Exercise aim
Filter the entries and keep only the lines where the string "ITVO" appears.

[Stored dataset items]
++++++++++

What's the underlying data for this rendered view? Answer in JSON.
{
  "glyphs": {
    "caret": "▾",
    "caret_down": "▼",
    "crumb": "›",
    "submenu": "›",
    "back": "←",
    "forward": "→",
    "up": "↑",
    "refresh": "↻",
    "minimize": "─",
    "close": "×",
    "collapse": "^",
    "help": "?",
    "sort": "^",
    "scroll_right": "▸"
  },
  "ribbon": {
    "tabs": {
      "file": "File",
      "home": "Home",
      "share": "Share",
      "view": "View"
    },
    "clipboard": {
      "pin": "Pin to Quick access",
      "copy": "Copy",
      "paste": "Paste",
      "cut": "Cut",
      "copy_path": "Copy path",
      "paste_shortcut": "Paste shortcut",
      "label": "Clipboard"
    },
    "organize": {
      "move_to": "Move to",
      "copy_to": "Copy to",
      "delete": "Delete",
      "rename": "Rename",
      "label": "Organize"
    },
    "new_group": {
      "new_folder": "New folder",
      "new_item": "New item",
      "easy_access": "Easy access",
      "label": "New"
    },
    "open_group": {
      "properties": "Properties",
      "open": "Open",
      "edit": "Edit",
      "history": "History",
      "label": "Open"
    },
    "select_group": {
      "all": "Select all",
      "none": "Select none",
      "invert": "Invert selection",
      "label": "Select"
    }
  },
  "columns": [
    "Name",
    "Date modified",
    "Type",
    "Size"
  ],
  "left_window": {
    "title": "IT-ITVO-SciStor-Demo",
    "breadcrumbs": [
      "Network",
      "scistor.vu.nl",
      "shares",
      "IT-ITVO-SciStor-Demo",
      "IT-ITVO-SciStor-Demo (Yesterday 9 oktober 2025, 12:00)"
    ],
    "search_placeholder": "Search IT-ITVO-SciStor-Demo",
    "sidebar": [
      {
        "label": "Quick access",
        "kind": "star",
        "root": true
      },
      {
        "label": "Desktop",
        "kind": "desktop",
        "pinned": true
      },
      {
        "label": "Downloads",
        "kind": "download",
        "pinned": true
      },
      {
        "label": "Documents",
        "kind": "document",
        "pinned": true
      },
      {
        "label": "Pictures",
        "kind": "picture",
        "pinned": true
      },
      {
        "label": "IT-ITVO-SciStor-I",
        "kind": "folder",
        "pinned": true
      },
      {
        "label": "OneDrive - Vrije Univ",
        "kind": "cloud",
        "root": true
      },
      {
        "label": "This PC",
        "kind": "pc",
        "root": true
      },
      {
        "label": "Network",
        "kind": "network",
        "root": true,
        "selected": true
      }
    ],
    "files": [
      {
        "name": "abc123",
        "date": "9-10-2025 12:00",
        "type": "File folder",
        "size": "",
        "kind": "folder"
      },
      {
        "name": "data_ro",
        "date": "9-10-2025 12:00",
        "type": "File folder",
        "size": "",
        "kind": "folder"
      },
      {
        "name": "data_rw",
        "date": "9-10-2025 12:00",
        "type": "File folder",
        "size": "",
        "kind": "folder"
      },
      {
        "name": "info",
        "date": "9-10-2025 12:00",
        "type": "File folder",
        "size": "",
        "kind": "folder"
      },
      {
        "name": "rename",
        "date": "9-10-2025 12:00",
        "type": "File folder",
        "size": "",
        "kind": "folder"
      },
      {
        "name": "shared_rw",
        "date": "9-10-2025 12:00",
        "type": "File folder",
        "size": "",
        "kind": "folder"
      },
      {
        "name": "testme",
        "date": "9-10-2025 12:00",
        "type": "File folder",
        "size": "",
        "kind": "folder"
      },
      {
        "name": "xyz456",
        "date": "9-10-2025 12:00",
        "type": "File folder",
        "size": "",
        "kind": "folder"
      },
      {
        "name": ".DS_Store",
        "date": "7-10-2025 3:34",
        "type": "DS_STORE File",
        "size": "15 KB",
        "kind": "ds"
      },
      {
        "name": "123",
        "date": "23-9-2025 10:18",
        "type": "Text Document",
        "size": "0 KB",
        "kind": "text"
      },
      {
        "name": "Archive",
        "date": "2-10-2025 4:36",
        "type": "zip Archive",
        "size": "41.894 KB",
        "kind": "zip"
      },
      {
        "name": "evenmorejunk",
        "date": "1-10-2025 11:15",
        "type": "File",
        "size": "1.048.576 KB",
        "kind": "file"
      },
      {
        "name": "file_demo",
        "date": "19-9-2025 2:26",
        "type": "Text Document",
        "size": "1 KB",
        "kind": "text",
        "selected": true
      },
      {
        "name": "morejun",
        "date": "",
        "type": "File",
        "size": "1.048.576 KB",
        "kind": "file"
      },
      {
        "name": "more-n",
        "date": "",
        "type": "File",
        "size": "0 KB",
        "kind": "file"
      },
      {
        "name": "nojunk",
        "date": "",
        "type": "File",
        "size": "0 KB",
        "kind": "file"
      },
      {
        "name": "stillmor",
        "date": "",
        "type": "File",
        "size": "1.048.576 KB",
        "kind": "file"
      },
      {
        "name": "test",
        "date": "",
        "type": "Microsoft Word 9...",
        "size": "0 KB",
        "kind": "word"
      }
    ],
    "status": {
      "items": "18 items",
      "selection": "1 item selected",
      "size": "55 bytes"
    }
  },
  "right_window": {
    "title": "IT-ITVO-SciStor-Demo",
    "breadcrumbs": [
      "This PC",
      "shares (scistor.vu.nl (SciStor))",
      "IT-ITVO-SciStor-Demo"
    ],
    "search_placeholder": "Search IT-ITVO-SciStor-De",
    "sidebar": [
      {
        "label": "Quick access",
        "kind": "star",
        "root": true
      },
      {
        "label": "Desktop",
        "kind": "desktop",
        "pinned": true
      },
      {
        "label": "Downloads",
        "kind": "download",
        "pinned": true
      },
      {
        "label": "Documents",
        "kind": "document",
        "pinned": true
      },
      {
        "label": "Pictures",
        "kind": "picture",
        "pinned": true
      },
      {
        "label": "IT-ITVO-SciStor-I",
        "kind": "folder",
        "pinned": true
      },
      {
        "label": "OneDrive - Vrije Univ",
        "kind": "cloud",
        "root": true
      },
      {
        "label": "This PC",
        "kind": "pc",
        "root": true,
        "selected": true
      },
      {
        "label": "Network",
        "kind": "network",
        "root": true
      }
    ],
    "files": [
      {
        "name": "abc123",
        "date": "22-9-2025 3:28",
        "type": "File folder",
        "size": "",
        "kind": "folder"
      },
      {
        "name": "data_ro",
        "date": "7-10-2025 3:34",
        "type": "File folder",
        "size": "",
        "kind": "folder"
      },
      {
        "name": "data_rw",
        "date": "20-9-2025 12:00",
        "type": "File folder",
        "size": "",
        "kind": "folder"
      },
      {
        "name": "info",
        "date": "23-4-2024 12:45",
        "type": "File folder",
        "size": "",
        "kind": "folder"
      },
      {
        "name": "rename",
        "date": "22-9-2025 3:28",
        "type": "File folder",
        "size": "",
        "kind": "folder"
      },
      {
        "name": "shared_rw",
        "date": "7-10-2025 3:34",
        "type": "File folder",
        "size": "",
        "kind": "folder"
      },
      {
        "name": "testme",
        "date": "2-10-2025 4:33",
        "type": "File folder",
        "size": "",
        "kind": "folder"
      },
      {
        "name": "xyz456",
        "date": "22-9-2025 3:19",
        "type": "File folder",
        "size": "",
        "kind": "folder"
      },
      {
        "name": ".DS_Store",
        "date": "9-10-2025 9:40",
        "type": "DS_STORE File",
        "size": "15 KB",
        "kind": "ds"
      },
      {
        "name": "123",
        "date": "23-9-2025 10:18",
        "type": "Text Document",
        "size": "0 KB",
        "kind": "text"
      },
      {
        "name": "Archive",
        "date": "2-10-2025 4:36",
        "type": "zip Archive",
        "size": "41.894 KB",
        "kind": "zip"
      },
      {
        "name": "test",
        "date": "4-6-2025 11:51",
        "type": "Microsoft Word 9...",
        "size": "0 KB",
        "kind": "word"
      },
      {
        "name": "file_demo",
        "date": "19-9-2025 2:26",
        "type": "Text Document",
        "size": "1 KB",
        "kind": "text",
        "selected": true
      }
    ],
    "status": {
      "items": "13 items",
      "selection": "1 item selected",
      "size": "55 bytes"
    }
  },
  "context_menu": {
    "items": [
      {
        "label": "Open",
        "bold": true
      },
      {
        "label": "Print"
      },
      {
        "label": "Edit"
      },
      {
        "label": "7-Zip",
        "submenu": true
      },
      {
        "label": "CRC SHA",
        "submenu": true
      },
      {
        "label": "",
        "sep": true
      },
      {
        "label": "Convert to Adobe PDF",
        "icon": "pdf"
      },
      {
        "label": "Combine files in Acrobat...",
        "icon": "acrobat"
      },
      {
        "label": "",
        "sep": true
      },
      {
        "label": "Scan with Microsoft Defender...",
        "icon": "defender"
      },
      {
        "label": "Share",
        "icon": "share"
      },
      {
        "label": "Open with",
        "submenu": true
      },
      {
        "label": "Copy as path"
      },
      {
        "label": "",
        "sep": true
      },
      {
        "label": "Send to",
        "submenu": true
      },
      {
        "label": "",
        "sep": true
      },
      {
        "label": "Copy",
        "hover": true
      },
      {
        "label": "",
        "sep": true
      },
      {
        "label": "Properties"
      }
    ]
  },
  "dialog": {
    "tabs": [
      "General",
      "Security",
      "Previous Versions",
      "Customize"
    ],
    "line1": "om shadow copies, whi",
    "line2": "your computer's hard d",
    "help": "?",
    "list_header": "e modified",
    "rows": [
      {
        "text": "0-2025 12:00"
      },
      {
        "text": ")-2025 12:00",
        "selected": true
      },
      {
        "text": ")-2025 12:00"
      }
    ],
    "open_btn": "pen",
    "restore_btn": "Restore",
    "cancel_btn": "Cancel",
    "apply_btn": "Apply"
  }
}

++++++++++

Output below
    "title": "IT-ITVO-SciStor-Demo",
      "IT-ITVO-SciStor-Demo",
      "IT-ITVO-SciStor-Demo (Yesterday 9 oktober 2025, 12:00)"
    "search_placeholder": "Search IT-ITVO-SciStor-Demo",
        "label": "IT-ITVO-SciStor-I",
    "title": "IT-ITVO-SciStor-Demo",
      "IT-ITVO-SciStor-Demo"
    "search_placeholder": "Search IT-ITVO-SciStor-De",
        "label": "IT-ITVO-SciStor-I",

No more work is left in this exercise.